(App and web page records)
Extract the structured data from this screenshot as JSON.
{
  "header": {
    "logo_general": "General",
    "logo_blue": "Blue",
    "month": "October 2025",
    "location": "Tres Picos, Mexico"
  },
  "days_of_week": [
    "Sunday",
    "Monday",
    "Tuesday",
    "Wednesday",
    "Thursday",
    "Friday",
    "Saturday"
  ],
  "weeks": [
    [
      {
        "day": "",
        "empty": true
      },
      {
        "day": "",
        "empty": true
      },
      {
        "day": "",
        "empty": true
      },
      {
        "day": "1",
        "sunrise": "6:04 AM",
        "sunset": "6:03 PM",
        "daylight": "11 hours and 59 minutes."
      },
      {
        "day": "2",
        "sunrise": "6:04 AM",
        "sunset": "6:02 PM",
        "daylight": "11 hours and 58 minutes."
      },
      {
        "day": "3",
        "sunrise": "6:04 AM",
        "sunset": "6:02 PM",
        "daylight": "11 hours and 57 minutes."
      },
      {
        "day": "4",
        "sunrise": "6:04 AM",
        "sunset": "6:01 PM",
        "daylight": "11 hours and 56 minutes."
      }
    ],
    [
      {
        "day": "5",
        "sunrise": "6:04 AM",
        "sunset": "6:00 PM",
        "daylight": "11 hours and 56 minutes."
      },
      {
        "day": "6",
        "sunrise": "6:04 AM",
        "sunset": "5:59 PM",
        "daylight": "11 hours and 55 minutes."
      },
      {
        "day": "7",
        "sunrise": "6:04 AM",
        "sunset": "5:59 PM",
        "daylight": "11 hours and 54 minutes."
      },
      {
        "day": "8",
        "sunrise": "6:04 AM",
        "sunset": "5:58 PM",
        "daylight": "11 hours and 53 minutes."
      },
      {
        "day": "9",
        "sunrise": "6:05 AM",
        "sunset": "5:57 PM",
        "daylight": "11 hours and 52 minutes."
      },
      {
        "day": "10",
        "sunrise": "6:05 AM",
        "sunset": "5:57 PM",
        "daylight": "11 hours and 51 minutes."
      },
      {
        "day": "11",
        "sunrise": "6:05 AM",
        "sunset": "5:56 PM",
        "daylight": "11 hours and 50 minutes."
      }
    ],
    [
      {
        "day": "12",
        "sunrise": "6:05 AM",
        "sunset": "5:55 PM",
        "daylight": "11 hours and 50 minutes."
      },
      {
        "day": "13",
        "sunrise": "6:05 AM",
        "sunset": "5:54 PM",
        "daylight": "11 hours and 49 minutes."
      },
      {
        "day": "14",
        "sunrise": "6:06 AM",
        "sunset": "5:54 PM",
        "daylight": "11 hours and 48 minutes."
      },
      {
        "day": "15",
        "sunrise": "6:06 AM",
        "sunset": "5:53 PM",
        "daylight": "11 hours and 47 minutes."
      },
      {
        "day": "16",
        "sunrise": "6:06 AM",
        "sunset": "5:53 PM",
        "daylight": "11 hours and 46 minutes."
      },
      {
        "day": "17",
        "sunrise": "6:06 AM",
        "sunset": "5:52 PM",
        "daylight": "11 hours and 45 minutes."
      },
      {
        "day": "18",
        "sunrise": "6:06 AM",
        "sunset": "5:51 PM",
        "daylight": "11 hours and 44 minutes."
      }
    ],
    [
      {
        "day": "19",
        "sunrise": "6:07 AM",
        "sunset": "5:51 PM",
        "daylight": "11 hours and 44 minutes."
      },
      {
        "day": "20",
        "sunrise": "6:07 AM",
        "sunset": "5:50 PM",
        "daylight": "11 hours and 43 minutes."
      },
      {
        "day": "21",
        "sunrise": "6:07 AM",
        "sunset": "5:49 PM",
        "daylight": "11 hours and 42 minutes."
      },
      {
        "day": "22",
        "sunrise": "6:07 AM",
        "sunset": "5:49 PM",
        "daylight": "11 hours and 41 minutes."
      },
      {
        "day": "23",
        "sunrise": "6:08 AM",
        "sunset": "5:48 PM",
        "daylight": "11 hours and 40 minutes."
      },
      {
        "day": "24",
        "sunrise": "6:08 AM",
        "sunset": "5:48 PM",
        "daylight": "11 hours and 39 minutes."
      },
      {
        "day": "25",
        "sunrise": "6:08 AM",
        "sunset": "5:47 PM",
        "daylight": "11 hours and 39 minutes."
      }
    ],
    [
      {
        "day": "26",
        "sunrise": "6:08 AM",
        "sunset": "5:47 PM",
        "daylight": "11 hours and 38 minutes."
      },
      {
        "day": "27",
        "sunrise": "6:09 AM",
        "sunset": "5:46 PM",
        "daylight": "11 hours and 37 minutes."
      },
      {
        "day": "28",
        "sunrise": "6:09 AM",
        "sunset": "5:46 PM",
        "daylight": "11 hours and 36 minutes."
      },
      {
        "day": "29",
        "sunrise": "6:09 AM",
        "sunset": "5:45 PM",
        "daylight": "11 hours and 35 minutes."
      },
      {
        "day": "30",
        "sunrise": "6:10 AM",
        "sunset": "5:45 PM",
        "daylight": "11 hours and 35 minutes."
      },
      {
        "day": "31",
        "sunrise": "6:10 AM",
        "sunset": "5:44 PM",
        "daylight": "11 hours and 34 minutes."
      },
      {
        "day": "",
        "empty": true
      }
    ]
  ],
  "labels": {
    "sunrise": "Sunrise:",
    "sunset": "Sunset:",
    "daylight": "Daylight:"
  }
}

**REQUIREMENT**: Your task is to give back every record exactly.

**RESPONSE TO THIS TASK**:
Extract the structured data from this screenshot as JSON.
{
  "header": {
    "logo_general": "General",
    "logo_blue": "Blue",
    "month": "October 2025",
    "location": "Tres Picos, Mexico"
  },
  "days_of_week": [
    "Sunday",
    "Monday",
    "Tuesday",
    "Wednesday",
    "Thursday",
    "Friday",
    "Saturday"
  ],
  "weeks": [
    [
      {
        "day": "",
        "empty": true
      },
      {
        "day": "",
        "empty": true
      },
      {
        "day": "",
        "empty": true
      },
      {
        "day": "1",
        "sunrise": "6:04 AM",
        "sunset": "6:03 PM",
        "daylight": "11 hours and 59 minutes."
      },
      {
        "day": "2",
        "sunrise": "6:04 AM",
        "sunset": "6:02 PM",
        "daylight": "11 hours and 58 minutes."
      },
      {
        "day": "3",
        "sunrise": "6:04 AM",
        "sunset": "6:02 PM",
        "daylight": "11 hours and 57 minutes."
      },
      {
        "day": "4",
        "sunrise": "6:04 AM",
        "sunset": "6:01 PM",
        "daylight": "11 hours and 56 minutes."
      }
    ],
    [
      {
        "day": "5",
        "sunrise": "6:04 AM",
        "sunset": "6:00 PM",
        "daylight": "11 hours and 56 minutes."
      },
      {
        "day": "6",
        "sunrise": "6:04 AM",
        "sunset": "5:59 PM",
        "daylight": "11 hours and 55 minutes."
      },
      {
        "day": "7",
        "sunrise": "6:04 AM",
        "sunset": "5:59 PM",
        "daylight": "11 hours and 54 minutes."
      },
      {
        "day": "8",
        "sunrise": "6:04 AM",
        "sunset": "5:58 PM",
        "daylight": "11 hours and 53 minutes."
      },
      {
        "day": "9",
        "sunrise": "6:05 AM",
        "sunset": "5:57 PM",
        "daylight": "11 hours and 52 minutes."
      },
      {
        "day": "10",
        "sunrise": "6:05 AM",
        "sunset": "5:57 PM",
        "daylight": "11 hours and 51 minutes."
      },
      {
        "day": "11",
        "sunrise": "6:05 AM",
        "sunset": "5:56 PM",
        "daylight": "11 hours and 50 minutes."
      }
    ],
    [
      {
        "day": "12",
        "sunrise": "6:05 AM",
        "sunset": "5:55 PM",
        "daylight": "11 hours and 50 minutes."
      },
      {
        "day": "13",
        "sunrise": "6:05 AM",
        "sunset": "5:54 PM",
        "daylight": "11 hours and 49 minutes."
      },
      {
        "day": "14",
        "sunrise": "6:06 AM",
        "sunset": "5:54 PM",
        "daylight": "11 hours and 48 minutes."
      },
      {
        "day": "15",
        "sunrise": "6:06 AM",
        "sunset": "5:53 PM",
        "daylight": "11 hours and 47 minutes."
      },
      {
        "day": "16",
        "sunrise": "6:06 AM",
        "sunset": "5:53 PM",
        "daylight": "11 hours and 46 minutes."
      },
      {
        "day": "17",
        "sunrise": "6:06 AM",
        "sunset": "5:52 PM",
        "daylight": "11 hours and 45 minutes."
      },
      {
        "day": "18",
        "sunrise": "6:06 AM",
        "sunset": "5:51 PM",
        "daylight": "11 hours and 44 minutes."
      }
    ],
    [
      {
        "day": "19",
        "sunrise": "6:07 AM",
        "sunset": "5:51 PM",
        "daylight": "11 hours and 44 minutes."
      },
      {
        "day": "20",
        "sunrise": "6:07 AM",
        "sunset": "5:50 PM",
        "daylight": "11 hours and 43 minutes."
      },
      {
        "day": "21",
        "sunrise": "6:07 AM",
        "sunset": "5:49 PM",
        "daylight": "11 hours and 42 minutes."
      },
      {
        "day": "22",
        "sunrise": "6:07 AM",
        "sunset": "5:49 PM",
        "daylight": "11 hours and 41 minutes."
      },
      {
        "day": "23",
        "sunrise": "6:08 AM",
        "sunset": "5:48 PM",
        "daylight": "11 hours and 40 minutes."
      },
      {
        "day": "24",
        "sunrise": "6:08 AM",
        "sunset": "5:48 PM",
        "daylight": "11 hours and 39 minutes."
      },
      {
        "day": "25",
        "sunrise": "6:08 AM",
        "sunset": "5:47 PM",
        "daylight": "11 hours and 39 minutes."
      }
    ],
    [
      {
        "day": "26",
        "sunrise": "6:08 AM",
        "sunset": "5:47 PM",
        "daylight": "11 hours and 38 minutes."
      },
      {
        "day": "27",
        "sunrise": "6:09 AM",
        "sunset": "5:46 PM",
        "daylight": "11 hours and 37 minutes."
      },
      {
        "day": "28",
        "sunrise": "6:09 AM",
        "sunset": "5:46 PM",
        "daylight": "11 hours and 36 minutes."
      },
      {
        "day": "29",
        "sunrise": "6:09 AM",
        "sunset": "5:45 PM",
        "daylight": "11 hours and 35 minutes."
      },
      {
        "day": "30",
        "sunrise": "6:10 AM",
        "sunset": "5:45 PM",
        "daylight": "11 hours and 35 minutes."
      },
      {
        "day": "31",
        "sunrise": "6:10 AM",
        "sunset": "5:44 PM",
        "daylight": "11 hours and 34 minutes."
      },
      {
        "day": "",
        "empty": true
      }
    ]
  ],
  "labels": {
    "sunrise": "Sunrise:",
    "sunset": "Sunset:",
    "daylight": "Daylight:"
  }
}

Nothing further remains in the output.